Both “See That My Grave Is Kept Clean” and “That’s No Way To Get Along” are steeped in the Delta traditions, of course, but the fellows, whether intentionally or not, add a touch of gospel fervor from which the core of this music sprang.  In fact, they tackle that eternal struggle of good vs. evil in the twin-guitar attack of “Sacred And Profane Blues,” with the guitars firing faster as the song progresses.   Memphis Minnie’s “Crazy Cryin’ Blues” is presented here as a driving rocker, with guitar lines that might remind listeners of early Allman Brothers, while “In A Blue Study” has an upbeat, Pigpen-era Grateful Dead vibe within the vocals and instrumentation.  The set closes with a blistering instrumental, “The Shillelagh,” which recalls the glory days of Chess Records.

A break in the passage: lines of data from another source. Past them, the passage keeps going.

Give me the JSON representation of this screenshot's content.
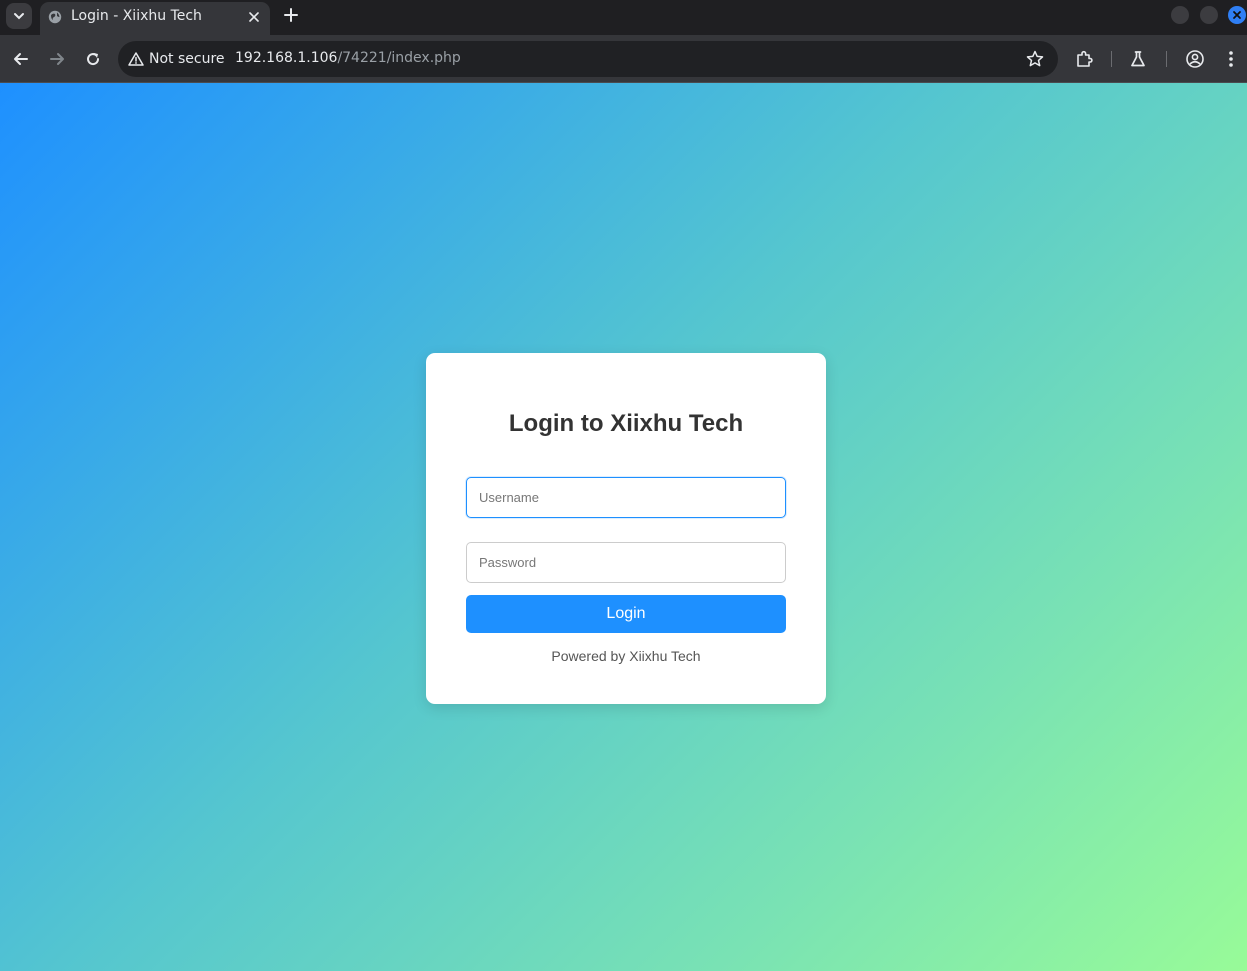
{
  "browser": {
    "tab": {
      "title": "Login - Xiixhu Tech"
    },
    "address_bar": {
      "security_label": "Not secure",
      "url_host": "192.168.1.106",
      "url_path": "/74221/index.php"
    },
    "colors": {
      "chrome_dark": "#202124",
      "toolbar": "#35363a",
      "close_accent": "#2f7ff5"
    }
  },
  "page": {
    "colors": {
      "gradient_start": "#1e90ff",
      "gradient_end": "#98fb98",
      "accent": "#1e90ff",
      "card": "#ffffff"
    },
    "login_card": {
      "title": "Login to Xiixhu Tech",
      "username_placeholder": "Username",
      "password_placeholder": "Password",
      "submit_label": "Login",
      "footer": "Powered by Xiixhu Tech"
    }
  }
}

We had two favorites, too.  The fellows get down and dirty on the sweaty, scorching slow-drag of “Blues Resurrection,” and tackle the age-old question of “why can’t we all just get along” in “This Precious Existence,” done in an odd 6/8 time signature.  The twin leads, tho, are reminiscent of Clapton and Duane Allman from the Derek and the Dominoes era.

The Planetary Blues Band are listed as a rock band on their website, but they sure have one foot planted firmly in the blues genre’.  “Once Upon A Time In The South Loop,”  is at once refreshing, viable, and exciting from a hugely-talented group of players!   Until next time…Sheryl and Don Crow

Samantha Fish review…September 30, 2013…

SAMANTHA FISH

BLACK WIND HOWLIN’

RUF RECORDS 1195

MILES TO GO–KICK AROUND–GO TO HELL–SUCKER BORN–OVER YOU–WHO’S BEEN TALKING–LAY IT DOWN–LET’S HAVE SOME FUN–HEARTBREAKER–FOOLIN ME–BLACK WIND HOWLIN’–LAST SEPTEMBER

After winning the Best New Artist Debut at the 2012 Blues Awards, Samantha Fish proudly proclaimed, “I can hardly wait to make album number two!”  “Runaway,” her stirring 2011 debut, now has ts follow-up, and it is a real barn-burner.  Entitled “Black Wind Howlin,” it is eleven original cuts and one cover that show not only the depths of Samantha’s maturity as a player, singer, and composer, but a harder-edged, rawer side of her as well.

Since her breakout 2011 season, Samantha has been touring virtually non-stop, and most of the material on this album was borne from the sights and sounds she encountered during this time.  That’s the subject of the leadoff cut, with “mouths to feed, my word to keep, and Miles To Go” before the next show.  It is set over a furious locomotive beat, literally taking the listener along for the ride.  She breaks out a nasty slide guitar attack over Johnny Sansone’s harp in the too-true tale of being a female in a cut-throat business, “Sucker Born every minute,” while “Lay It Down” is a blues-rock tune full of characters you’re likely to encounter on “just another Saturday night.” “Heartbreaker” is another tune with some down-and-dirty licks that find Samantha dealing with a lover full of nothing but lies, and the brooding title cut pounds with dark, percussion-heavy undertones, and a rolling guitar that seems to rise up right out of the Mississippi mists.

There are two lighter moments on the album, too.  “Over You” finds Samantha telling an ex that “you won’t get the best of me,” and the set-closing twang of “Last September” features fiddle from Bo Thomas.  Both of these cuts nowadays would be right at home on either of the soundtracks released for the “Nashville” TV show.

The set had two excellent standouts, too.  Johnny Sansone blows that immortal riff that defines “Who’s Been Talking” on his harp, and Samantha rocks that rhumba beat, fading to black with the lyric that makes her realize that she’s “the causin’ of it all.”  And, nowhere does the attitude and vitriolic venom fly faster than on Samantha and Paul Thorn’s ode to two lovers who aren’t buying what the other is selling, and tell each other plainly to “Go To Hell,”—at least until they decide to give each other one more try.  The guitar is as grungy and full of fuzztone and feedback as one would imagine on a cut of this magnitude.

Samantha Fish has accomplished a rare feat in contemporary blues.  She has taken an award-winning album and improved upon it, with an excellent sophomore release, “Black Wind Howlin.”  Until next time…Sheryl and Don Crow